The Supreme Court wrapped up its term, but not before issuing a landmark decision that ruled colleges and universities can no longer take race into consideration as a specific basis in admissions.
Chief Justice John Roberts wrote the opinion for the 6-3 majority in the case that combined two cases -- Students for Fair Admissions v Harvard and Students for Fair Admissions. v. University of North Carolina – saying the schools’ admissions programs violated the Equal Protection Clause because they failed to offer “measurable” objectives to justify the use of race. Justices Sonia Sotomayor and Ketanji Brown Jackson wrote scathing dissents.
ABA President Deborah Enix-Ross issued a statement after the ruling saying, “We believe it is imperative that colleges, universities and state legislatures find alternative ways to create a diverse and talented student body. Law schools are training grounds for lawyers and play an important role to ensure a diverse bench and bar, which are critical to minimizing implicit bias and inspiring greater public faith in the rule of law.”
President Joe Biden strongly disagreed with the ruling and said his administration vowed to take "swift action" to support diversity in higher education, laying out a series of steps it will take through the Department of Education and other relevant agencies.
The Court issued several other significant rulings in the final week of its term. Two cases addressed student-loan forgiveness. In one case, Department of Education v Brown, the plaintiff was ruled not to have had standing. But in Biden v Nebraska, the Court ruled the Secretary of Education does not have authority to establish a student loan forgiveness program that will cancel roughly $430 billion in debt principal and affect nearly all borrowers.
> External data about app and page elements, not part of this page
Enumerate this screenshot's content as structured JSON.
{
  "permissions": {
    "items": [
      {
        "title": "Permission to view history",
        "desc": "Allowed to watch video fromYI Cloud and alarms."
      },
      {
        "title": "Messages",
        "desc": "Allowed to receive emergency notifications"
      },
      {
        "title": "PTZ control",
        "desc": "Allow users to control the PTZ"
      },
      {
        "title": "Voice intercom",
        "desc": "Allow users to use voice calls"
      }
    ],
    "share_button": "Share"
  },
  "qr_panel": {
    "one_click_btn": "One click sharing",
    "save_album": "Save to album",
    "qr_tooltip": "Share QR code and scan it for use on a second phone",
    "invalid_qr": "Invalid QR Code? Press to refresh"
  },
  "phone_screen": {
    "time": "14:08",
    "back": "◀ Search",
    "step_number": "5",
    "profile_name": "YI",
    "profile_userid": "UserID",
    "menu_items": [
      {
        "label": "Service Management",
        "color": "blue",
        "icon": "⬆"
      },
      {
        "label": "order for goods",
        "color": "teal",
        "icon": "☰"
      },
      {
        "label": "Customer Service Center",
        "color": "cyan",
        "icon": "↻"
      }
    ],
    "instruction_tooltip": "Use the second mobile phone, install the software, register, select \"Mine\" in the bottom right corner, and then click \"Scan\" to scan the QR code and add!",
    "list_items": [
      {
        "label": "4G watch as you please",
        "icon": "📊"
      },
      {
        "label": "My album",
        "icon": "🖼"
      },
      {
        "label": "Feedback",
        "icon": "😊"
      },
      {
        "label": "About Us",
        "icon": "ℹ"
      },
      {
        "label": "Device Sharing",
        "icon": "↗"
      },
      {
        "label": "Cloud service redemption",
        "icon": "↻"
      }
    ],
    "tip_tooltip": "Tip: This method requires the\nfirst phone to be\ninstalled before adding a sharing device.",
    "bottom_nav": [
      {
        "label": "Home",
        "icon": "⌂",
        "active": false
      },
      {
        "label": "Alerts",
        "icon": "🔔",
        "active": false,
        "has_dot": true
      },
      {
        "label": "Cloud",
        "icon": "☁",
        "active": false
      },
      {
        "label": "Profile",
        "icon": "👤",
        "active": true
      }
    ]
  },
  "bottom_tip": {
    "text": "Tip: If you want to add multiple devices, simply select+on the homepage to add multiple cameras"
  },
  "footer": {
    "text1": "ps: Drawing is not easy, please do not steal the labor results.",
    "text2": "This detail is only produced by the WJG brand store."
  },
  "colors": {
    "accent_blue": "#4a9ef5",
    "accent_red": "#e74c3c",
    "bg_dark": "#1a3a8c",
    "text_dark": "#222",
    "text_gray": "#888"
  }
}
The 6-3 decision by Roberts strikes down Biden’s plan for federal student loan forgiveness so the millions of federal borrowers will not see their debts decreased or erased.
In a case that pitted free speech and religious freedom against LBGTQ+ rights – Creative 303 v. Elenis -- the court sided with the website designer, Lorie Smith, who did not want to make websites for same-sex marriages. The 6-3 decision written by Justice Neil Gorsuch, ruled that the First Amendment prohibits Colorado from forcing Smith to create expressive designs messages with which she disagrees.
In an opinion earlier last week in U.S. v. Texas, the Court sided with the Biden administration allowing its rules and guidelines on immigration enforcement to stay in place and rejecting the standing of Texas and Louisiana to sue.
Two important voting rights cases also were decided this term with the Court upholding Section 2 of the Voting Rights Act with a 5-4 decision authored by Roberts in the case of Allen v Milligan.
In Moore v Harper, the justices rejected the so-called “independent state legislature theory” that could have given state legislatures broad power over federal elections, without any role for state courts in supervising the exercise of that power. Roberts also wrote the opinion for the 6-3 majority in this case.